Australia’s consumer watchdog is taking Google to court, alleging the tech giant lied to Android users about the information being collected about them.

The Australian Competition and Consumer Commission (ACCC) alleges Google was able to collect location information about a user, even when ‘Location History’ was switched off.

The ACCC says ‘Web & App Activity’ also need to be switched off for Google to not track a consumer’s whereabouts.

“Google has collected, kept and used highly sensitive and valuable personal information about consumers’ location without them making an informed choice,” ACCC Chair Rod Sims said.

The ACCC has formally instituted proceeding in the Federal Court against both Google LLC and Google Australia.

The consumer watchdog alleges that from January 2017 until late 2018, it was misleading of Google to not disclose to consumers that both settings had to be off if users did not want their personal data tracked and kept.

“Our case is that consumers would have understood as a result of this conduct that by switching off their ‘Location History’ setting, Google would stop collecting their location data, plain and simple,” Mr Sims said.

“We allege that Google misled consumers by staying silent about the fact that another setting also had to be switched off.

“Many consumers make a conscious decision to turn off settings to stop the collection of their location data, but we allege that Google’s conduct may have prevented consumers from making that choice.”

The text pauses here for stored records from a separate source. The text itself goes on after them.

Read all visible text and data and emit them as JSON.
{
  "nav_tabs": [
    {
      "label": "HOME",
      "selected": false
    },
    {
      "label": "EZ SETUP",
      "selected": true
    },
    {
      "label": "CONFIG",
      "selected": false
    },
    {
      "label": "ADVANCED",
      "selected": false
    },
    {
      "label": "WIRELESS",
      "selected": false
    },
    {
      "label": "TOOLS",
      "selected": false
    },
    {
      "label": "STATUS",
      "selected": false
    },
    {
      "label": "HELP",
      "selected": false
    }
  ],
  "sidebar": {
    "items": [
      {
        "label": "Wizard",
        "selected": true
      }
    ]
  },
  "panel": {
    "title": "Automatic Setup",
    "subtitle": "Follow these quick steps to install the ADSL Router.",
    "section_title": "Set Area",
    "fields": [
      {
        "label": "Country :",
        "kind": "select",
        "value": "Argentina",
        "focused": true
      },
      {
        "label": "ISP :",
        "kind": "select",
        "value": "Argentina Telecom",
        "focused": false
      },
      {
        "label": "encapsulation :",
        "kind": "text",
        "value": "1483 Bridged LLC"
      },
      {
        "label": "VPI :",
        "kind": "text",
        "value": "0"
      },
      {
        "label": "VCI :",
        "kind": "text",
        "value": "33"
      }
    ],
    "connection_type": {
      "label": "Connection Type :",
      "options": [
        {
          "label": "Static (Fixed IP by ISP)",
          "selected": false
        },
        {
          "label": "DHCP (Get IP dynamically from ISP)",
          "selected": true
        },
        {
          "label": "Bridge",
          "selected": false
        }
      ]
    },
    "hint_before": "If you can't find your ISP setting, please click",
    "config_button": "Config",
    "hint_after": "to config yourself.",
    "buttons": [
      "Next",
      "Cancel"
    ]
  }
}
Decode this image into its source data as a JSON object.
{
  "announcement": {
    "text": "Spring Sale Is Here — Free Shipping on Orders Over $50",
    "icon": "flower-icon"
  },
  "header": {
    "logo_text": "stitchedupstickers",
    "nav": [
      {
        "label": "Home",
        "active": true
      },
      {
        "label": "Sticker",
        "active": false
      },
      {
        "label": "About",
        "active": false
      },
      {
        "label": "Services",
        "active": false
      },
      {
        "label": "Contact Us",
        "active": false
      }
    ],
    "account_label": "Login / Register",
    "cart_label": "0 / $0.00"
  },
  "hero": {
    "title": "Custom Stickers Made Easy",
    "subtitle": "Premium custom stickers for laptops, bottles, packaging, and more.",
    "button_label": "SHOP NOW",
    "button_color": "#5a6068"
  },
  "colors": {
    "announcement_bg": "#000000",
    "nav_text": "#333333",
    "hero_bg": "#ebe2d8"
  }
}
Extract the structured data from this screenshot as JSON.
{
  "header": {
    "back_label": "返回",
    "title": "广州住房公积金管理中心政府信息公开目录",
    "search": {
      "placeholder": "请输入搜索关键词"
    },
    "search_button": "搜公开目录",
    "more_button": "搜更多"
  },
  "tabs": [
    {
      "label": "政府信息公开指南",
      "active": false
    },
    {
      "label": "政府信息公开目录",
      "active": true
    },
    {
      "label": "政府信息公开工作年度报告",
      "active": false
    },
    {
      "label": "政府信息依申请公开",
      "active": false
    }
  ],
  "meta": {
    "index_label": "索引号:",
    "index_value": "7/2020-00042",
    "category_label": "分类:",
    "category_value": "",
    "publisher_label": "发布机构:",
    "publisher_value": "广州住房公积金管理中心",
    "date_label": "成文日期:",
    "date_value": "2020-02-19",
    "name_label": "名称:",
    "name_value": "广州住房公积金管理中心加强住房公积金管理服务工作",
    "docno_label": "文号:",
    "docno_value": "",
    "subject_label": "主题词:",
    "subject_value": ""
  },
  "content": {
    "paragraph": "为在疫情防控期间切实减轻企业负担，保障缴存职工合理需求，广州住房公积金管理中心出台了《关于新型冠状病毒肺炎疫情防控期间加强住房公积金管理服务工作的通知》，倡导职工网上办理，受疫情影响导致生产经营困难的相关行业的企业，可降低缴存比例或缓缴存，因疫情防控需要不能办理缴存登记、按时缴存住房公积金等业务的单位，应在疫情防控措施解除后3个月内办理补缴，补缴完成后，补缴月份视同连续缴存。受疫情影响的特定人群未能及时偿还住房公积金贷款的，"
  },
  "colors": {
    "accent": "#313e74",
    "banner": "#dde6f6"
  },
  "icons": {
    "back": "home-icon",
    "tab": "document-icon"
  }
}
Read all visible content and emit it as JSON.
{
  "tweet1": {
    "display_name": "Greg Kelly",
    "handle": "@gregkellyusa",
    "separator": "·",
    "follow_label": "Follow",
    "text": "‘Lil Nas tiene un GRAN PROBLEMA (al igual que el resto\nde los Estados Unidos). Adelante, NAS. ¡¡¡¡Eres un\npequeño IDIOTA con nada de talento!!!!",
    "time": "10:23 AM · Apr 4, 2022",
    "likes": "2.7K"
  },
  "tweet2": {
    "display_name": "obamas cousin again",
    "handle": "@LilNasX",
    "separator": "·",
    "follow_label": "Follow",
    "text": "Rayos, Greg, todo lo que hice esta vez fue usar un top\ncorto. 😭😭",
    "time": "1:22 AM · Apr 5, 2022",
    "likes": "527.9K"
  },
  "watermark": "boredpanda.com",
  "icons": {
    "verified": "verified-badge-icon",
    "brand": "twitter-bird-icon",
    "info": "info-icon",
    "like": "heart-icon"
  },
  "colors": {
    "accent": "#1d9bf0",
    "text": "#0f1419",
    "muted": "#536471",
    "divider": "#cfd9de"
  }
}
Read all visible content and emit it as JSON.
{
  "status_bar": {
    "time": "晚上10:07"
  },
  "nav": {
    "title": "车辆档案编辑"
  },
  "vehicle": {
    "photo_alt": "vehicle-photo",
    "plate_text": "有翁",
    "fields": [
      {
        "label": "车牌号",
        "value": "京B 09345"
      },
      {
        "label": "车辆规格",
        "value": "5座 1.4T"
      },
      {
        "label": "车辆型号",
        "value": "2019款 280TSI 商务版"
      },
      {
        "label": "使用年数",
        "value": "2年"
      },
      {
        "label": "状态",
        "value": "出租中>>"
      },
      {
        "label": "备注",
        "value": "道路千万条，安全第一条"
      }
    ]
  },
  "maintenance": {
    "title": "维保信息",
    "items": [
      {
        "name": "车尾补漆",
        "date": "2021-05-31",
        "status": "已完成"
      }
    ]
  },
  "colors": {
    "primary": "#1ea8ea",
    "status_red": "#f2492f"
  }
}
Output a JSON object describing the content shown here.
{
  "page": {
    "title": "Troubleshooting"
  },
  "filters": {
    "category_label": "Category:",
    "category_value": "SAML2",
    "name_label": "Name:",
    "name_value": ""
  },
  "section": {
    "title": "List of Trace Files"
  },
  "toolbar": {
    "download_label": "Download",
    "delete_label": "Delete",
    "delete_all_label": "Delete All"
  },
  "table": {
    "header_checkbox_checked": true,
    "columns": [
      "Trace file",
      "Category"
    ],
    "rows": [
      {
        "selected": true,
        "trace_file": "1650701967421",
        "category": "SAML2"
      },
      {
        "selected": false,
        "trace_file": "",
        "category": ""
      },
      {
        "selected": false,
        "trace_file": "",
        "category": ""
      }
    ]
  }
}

Further, the ACCC alleges that during mid to late 2018, Google told users that the only way to stop their information being collected and kept was to stop using Google services such as Search and Maps, when in fact all user had to do was turn off both ‘Location History’ and Web & Activity’ settings.